● **What to do**
List all lines of the data containing the word "Landing".

"""

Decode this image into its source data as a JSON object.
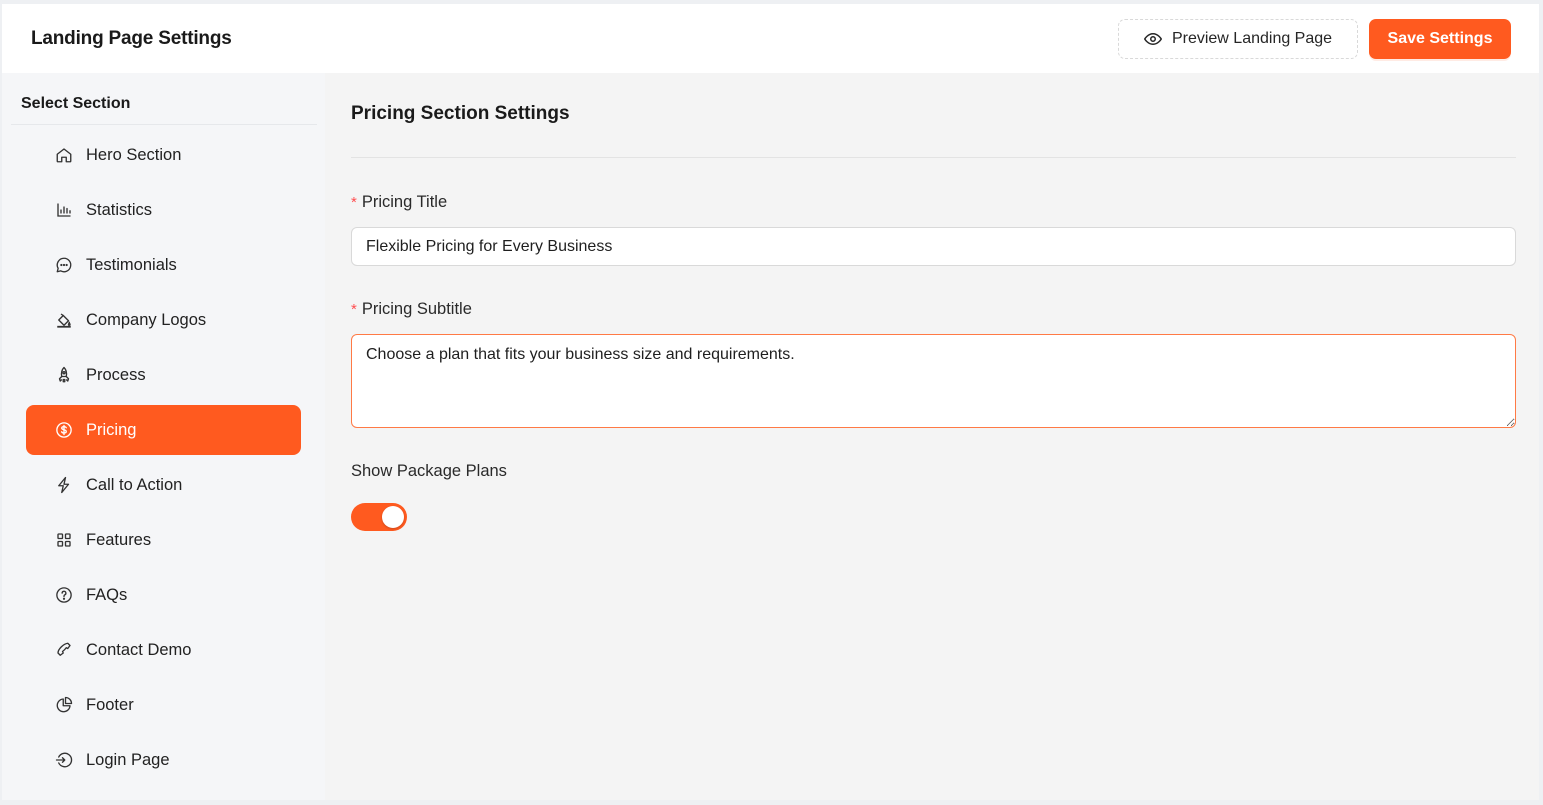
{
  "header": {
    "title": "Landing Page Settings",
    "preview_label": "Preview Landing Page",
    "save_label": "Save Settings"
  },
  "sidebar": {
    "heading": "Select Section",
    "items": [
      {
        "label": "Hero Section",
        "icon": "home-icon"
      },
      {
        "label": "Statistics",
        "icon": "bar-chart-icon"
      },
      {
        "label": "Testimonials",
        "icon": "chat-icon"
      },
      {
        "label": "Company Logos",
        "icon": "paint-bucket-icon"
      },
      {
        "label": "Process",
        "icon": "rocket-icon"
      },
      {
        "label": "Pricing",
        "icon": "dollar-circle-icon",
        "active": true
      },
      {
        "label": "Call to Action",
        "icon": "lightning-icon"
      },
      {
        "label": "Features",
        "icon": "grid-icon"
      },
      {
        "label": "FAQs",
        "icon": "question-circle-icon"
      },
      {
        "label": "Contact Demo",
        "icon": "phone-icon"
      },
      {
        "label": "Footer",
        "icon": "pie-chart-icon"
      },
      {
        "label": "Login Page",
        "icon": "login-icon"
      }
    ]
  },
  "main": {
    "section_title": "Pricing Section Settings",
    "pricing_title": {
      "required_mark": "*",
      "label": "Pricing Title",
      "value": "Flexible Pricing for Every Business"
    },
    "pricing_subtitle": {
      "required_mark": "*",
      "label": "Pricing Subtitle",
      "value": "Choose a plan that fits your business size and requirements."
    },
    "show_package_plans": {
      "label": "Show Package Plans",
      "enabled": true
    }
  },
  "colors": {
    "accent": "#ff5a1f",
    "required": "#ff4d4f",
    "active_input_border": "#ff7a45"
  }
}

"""

● **Exercise response**
    "title": "Landing Page Settings",
    "preview_label": "Preview Landing Page",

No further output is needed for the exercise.